---------- DATA RECORDS ----------

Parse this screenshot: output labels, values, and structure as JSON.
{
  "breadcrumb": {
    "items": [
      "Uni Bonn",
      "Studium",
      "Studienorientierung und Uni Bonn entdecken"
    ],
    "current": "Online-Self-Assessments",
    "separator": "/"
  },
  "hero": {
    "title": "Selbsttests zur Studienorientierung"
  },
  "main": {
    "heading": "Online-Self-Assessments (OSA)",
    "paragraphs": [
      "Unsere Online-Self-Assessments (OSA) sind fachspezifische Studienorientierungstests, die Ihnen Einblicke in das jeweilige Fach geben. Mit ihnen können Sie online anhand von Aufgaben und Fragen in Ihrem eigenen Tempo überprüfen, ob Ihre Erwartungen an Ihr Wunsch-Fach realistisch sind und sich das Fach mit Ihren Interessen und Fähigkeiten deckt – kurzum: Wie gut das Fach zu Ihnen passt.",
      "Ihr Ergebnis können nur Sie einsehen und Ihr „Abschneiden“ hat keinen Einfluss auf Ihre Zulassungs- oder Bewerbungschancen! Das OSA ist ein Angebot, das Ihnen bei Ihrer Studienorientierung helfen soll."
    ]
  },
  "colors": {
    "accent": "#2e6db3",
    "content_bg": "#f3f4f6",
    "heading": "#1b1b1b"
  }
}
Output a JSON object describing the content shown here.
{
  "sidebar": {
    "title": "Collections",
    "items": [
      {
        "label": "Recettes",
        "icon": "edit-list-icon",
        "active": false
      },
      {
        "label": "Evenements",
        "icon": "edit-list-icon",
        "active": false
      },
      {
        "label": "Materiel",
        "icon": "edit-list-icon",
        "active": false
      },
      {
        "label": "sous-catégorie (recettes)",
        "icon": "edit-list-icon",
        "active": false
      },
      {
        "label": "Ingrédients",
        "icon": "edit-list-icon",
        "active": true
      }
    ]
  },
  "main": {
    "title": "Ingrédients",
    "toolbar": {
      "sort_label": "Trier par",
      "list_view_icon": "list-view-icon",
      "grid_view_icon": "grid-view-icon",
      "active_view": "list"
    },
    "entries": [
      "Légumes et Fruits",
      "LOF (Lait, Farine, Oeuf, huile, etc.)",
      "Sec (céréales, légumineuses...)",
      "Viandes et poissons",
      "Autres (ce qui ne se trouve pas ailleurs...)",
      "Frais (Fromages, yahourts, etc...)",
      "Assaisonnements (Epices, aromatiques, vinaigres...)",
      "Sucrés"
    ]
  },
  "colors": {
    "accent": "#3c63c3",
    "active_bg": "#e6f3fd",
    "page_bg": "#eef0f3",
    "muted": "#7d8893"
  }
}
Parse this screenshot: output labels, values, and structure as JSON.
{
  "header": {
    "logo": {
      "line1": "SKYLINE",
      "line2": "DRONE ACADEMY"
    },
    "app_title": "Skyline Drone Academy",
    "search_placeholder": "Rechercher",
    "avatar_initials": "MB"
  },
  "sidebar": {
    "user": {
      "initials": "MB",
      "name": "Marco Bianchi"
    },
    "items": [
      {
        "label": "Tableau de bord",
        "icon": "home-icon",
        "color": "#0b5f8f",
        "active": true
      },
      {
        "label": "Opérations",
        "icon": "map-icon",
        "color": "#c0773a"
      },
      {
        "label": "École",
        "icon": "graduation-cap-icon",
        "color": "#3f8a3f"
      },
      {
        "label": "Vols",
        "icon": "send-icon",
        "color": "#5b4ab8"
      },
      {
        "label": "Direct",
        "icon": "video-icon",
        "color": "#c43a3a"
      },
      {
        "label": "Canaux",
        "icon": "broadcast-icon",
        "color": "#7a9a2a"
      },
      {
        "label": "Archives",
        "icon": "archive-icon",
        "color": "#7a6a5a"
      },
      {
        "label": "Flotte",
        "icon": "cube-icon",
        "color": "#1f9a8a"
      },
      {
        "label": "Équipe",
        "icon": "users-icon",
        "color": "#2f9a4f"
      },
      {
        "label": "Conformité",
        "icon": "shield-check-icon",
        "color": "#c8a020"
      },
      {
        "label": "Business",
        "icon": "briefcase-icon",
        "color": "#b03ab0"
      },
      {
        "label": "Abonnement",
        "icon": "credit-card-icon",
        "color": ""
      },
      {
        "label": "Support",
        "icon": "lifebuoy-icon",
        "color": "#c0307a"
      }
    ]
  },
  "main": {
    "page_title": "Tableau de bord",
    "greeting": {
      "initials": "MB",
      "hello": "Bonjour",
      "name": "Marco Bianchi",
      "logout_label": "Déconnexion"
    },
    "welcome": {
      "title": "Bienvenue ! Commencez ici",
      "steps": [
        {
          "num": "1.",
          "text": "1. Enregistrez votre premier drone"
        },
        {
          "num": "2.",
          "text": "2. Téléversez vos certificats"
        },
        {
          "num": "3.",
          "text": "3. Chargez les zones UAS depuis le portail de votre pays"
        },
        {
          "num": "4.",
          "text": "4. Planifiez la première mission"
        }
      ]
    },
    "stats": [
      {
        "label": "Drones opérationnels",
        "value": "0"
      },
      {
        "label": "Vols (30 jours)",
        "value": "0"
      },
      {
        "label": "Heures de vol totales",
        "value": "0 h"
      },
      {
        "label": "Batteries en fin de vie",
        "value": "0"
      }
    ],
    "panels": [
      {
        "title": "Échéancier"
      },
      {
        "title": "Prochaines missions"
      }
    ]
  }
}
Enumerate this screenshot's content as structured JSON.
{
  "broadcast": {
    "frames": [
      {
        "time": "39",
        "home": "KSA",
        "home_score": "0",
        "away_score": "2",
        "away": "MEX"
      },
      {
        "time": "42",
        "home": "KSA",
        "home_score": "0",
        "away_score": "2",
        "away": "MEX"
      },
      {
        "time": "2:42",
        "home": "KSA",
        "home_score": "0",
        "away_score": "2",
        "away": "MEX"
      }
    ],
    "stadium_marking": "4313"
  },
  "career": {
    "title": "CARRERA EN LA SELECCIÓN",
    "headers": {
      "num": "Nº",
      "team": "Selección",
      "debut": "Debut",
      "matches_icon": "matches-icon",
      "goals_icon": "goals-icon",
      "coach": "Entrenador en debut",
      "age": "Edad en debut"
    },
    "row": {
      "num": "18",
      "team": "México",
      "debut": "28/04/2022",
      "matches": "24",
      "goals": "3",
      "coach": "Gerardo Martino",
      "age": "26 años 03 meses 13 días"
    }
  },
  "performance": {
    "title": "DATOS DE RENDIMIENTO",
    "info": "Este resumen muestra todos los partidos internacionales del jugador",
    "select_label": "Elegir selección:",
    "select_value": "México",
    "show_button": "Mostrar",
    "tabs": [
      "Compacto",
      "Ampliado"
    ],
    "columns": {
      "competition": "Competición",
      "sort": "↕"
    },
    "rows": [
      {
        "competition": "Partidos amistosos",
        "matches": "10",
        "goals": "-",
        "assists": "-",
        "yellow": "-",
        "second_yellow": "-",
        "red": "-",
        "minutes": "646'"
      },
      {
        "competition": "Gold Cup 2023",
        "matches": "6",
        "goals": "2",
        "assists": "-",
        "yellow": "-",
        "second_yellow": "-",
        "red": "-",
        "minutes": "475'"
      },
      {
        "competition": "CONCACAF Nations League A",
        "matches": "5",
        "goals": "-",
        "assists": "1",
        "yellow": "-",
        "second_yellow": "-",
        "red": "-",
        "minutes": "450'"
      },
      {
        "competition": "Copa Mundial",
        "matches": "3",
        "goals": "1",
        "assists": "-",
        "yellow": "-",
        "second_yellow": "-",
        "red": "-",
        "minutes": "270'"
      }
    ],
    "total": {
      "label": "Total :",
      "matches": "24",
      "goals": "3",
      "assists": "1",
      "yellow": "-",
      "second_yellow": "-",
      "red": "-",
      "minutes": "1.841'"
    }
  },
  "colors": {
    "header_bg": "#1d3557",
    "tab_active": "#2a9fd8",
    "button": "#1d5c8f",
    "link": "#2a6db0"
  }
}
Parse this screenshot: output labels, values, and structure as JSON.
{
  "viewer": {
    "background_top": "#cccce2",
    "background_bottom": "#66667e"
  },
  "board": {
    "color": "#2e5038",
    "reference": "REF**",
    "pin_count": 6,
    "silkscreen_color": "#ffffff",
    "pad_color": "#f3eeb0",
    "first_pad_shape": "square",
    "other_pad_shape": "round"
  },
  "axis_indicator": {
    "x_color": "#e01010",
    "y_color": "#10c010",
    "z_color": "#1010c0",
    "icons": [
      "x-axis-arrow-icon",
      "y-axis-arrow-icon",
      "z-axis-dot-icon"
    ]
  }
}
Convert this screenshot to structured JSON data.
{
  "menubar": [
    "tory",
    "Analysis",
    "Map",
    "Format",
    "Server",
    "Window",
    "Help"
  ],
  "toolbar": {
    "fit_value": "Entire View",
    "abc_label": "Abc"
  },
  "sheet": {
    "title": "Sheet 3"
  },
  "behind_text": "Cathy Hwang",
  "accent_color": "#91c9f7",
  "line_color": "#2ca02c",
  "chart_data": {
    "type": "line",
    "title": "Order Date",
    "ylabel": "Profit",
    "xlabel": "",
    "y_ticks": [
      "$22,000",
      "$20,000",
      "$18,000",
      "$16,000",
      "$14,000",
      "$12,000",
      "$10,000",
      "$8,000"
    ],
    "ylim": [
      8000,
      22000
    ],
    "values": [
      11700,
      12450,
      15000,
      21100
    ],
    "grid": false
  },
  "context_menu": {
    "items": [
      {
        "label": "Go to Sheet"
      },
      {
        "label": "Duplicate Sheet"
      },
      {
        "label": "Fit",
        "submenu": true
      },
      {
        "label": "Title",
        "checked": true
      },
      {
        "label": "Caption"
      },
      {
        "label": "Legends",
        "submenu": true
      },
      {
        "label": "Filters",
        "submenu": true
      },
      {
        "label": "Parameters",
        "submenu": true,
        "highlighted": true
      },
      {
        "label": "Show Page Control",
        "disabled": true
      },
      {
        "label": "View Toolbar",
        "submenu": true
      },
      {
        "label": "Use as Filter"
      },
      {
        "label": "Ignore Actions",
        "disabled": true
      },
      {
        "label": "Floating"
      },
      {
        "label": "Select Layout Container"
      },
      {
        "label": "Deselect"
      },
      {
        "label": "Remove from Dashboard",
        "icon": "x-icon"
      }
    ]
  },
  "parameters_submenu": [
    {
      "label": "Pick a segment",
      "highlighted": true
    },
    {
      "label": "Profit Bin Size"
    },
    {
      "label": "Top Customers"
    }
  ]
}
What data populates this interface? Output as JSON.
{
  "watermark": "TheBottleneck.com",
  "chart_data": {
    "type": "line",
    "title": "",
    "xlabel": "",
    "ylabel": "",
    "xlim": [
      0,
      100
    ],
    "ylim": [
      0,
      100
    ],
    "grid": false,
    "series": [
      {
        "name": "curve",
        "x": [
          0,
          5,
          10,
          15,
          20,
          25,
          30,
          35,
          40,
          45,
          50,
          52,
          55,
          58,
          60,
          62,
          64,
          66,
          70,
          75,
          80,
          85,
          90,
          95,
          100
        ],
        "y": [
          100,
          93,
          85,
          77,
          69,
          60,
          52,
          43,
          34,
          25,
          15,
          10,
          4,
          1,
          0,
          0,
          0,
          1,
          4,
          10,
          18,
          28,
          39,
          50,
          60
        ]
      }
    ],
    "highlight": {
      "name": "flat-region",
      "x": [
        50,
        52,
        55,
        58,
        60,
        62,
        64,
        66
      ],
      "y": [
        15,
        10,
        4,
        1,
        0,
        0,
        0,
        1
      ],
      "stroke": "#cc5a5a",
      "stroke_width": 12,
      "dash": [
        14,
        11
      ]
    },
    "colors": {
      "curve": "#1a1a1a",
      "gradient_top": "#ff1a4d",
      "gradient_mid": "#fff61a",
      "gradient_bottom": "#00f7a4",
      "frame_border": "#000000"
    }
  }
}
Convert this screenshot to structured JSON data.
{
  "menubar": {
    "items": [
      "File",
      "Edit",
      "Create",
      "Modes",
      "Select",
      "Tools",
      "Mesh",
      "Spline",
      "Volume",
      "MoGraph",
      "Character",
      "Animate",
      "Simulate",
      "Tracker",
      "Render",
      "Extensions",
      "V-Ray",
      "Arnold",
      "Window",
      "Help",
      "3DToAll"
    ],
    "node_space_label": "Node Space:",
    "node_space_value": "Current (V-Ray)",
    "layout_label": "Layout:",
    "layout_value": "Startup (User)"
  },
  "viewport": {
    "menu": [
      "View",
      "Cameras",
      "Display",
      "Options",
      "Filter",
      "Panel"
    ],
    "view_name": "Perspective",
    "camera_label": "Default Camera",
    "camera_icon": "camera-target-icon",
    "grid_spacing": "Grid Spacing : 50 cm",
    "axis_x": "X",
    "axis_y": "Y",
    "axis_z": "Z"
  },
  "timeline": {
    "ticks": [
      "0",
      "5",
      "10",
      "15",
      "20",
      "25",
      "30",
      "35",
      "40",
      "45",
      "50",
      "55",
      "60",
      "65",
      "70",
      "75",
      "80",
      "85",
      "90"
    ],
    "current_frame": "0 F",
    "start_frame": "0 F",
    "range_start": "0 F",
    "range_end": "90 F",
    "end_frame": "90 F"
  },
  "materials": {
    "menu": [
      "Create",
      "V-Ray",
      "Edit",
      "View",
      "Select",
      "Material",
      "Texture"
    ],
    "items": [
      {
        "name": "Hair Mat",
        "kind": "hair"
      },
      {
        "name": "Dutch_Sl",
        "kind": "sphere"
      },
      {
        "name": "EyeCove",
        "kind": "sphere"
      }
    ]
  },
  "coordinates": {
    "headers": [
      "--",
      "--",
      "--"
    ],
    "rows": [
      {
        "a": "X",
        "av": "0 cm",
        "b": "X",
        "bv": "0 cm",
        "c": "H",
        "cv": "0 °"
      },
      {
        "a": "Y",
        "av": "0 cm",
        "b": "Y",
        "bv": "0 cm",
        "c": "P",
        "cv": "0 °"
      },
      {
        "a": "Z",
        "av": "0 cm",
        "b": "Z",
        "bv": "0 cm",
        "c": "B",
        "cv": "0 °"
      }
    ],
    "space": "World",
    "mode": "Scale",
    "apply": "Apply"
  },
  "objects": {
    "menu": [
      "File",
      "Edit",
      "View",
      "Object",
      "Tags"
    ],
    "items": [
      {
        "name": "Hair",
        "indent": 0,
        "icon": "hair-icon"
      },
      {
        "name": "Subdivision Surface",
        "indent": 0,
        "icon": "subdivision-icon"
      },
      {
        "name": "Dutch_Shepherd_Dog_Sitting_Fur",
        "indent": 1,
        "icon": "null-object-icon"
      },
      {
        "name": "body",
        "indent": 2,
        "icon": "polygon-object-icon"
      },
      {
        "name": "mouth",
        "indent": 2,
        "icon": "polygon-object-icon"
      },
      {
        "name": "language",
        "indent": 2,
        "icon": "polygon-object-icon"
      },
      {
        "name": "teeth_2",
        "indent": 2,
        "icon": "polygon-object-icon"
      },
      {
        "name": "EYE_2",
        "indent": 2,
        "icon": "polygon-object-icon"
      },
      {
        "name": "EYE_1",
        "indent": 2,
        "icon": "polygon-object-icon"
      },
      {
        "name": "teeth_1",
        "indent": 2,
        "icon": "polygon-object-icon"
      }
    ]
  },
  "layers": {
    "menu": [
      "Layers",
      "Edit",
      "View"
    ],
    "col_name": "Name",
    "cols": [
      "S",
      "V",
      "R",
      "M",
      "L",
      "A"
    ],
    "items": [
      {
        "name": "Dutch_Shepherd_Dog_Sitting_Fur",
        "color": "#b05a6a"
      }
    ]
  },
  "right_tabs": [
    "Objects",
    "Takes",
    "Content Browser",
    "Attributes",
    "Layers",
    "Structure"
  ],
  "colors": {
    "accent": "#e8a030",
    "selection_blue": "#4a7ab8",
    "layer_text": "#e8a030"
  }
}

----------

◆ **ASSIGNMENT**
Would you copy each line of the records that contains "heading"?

◆ **FINAL ANSWER**
    "heading": "Online-Self-Assessments (OSA)",
    "heading": "#1b1b1b"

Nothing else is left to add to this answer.